___ Data for the task ___

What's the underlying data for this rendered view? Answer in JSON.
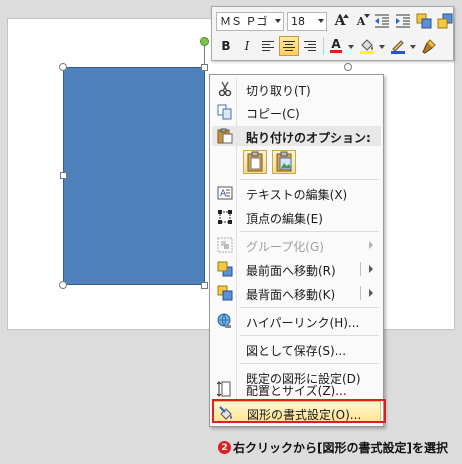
{
  "colors": {
    "shape_fill": "#4f81bd",
    "highlight": "#ffe594",
    "callout_red": "#e02020",
    "font_color_bar": "#e02020",
    "highlight_bar": "#ffff00",
    "outline_bar": "#2255cc"
  },
  "mini_toolbar": {
    "font_name": "ＭＳ Ｐゴ",
    "font_size": "18",
    "row1_buttons": [
      {
        "name": "grow-font-icon",
        "label": "A"
      },
      {
        "name": "shrink-font-icon",
        "label": "A"
      },
      {
        "name": "decrease-indent-icon"
      },
      {
        "name": "increase-indent-icon"
      },
      {
        "name": "arrange-icon"
      },
      {
        "name": "bring-forward-icon"
      }
    ],
    "row2": {
      "bold": "B",
      "italic": "I",
      "font_color": "A"
    }
  },
  "context_menu": {
    "items": [
      {
        "label": "切り取り(T)",
        "icon": "scissors-icon"
      },
      {
        "label": "コピー(C)",
        "icon": "copy-icon"
      }
    ],
    "paste_header": "貼り付けのオプション:",
    "paste_options": [
      "paste-keep-icon",
      "paste-picture-icon"
    ],
    "items2": [
      {
        "label": "テキストの編集(X)",
        "icon": "edit-text-icon"
      },
      {
        "label": "頂点の編集(E)",
        "icon": "edit-points-icon"
      }
    ],
    "items3": [
      {
        "label": "グループ化(G)",
        "icon": "group-icon",
        "disabled": true,
        "submenu": true
      },
      {
        "label": "最前面へ移動(R)",
        "icon": "bring-front-icon",
        "submenu": true
      },
      {
        "label": "最背面へ移動(K)",
        "icon": "send-back-icon",
        "submenu": true
      }
    ],
    "items4": [
      {
        "label": "ハイパーリンク(H)...",
        "icon": "hyperlink-icon"
      }
    ],
    "items5": [
      {
        "label": "図として保存(S)..."
      }
    ],
    "items6": [
      {
        "label": "既定の図形に設定(D)"
      },
      {
        "label": "配置とサイズ(Z)...",
        "icon": "size-position-icon"
      },
      {
        "label": "図形の書式設定(O)...",
        "icon": "format-shape-icon"
      }
    ]
  },
  "caption": {
    "number": "②",
    "text": "右クリックから[図形の書式設定]を選択"
  }
}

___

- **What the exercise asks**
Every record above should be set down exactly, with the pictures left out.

- **Solution**
What's the underlying data for this rendered view? Answer in JSON.
{
  "colors": {
    "shape_fill": "#4f81bd",
    "highlight": "#ffe594",
    "callout_red": "#e02020",
    "font_color_bar": "#e02020",
    "highlight_bar": "#ffff00",
    "outline_bar": "#2255cc"
  },
  "mini_toolbar": {
    "font_name": "ＭＳ Ｐゴ",
    "font_size": "18",
    "row1_buttons": [
      {
        "name": "grow-font-icon",
        "label": "A"
      },
      {
        "name": "shrink-font-icon",
        "label": "A"
      },
      {
        "name": "decrease-indent-icon"
      },
      {
        "name": "increase-indent-icon"
      },
      {
        "name": "arrange-icon"
      },
      {
        "name": "bring-forward-icon"
      }
    ],
    "row2": {
      "bold": "B",
      "italic": "I",
      "font_color": "A"
    }
  },
  "context_menu": {
    "items": [
      {
        "label": "切り取り(T)",
        "icon": "scissors-icon"
      },
      {
        "label": "コピー(C)",
        "icon": "copy-icon"
      }
    ],
    "paste_header": "貼り付けのオプション:",
    "paste_options": [
      "paste-keep-icon",
      "paste-picture-icon"
    ],
    "items2": [
      {
        "label": "テキストの編集(X)",
        "icon": "edit-text-icon"
      },
      {
        "label": "頂点の編集(E)",
        "icon": "edit-points-icon"
      }
    ],
    "items3": [
      {
        "label": "グループ化(G)",
        "icon": "group-icon",
        "disabled": true,
        "submenu": true
      },
      {
        "label": "最前面へ移動(R)",
        "icon": "bring-front-icon",
        "submenu": true
      },
      {
        "label": "最背面へ移動(K)",
        "icon": "send-back-icon",
        "submenu": true
      }
    ],
    "items4": [
      {
        "label": "ハイパーリンク(H)...",
        "icon": "hyperlink-icon"
      }
    ],
    "items5": [
      {
        "label": "図として保存(S)..."
      }
    ],
    "items6": [
      {
        "label": "既定の図形に設定(D)"
      },
      {
        "label": "配置とサイズ(Z)...",
        "icon": "size-position-icon"
      },
      {
        "label": "図形の書式設定(O)...",
        "icon": "format-shape-icon"
      }
    ]
  },
  "caption": {
    "number": "②",
    "text": "右クリックから[図形の書式設定]を選択"
  }
}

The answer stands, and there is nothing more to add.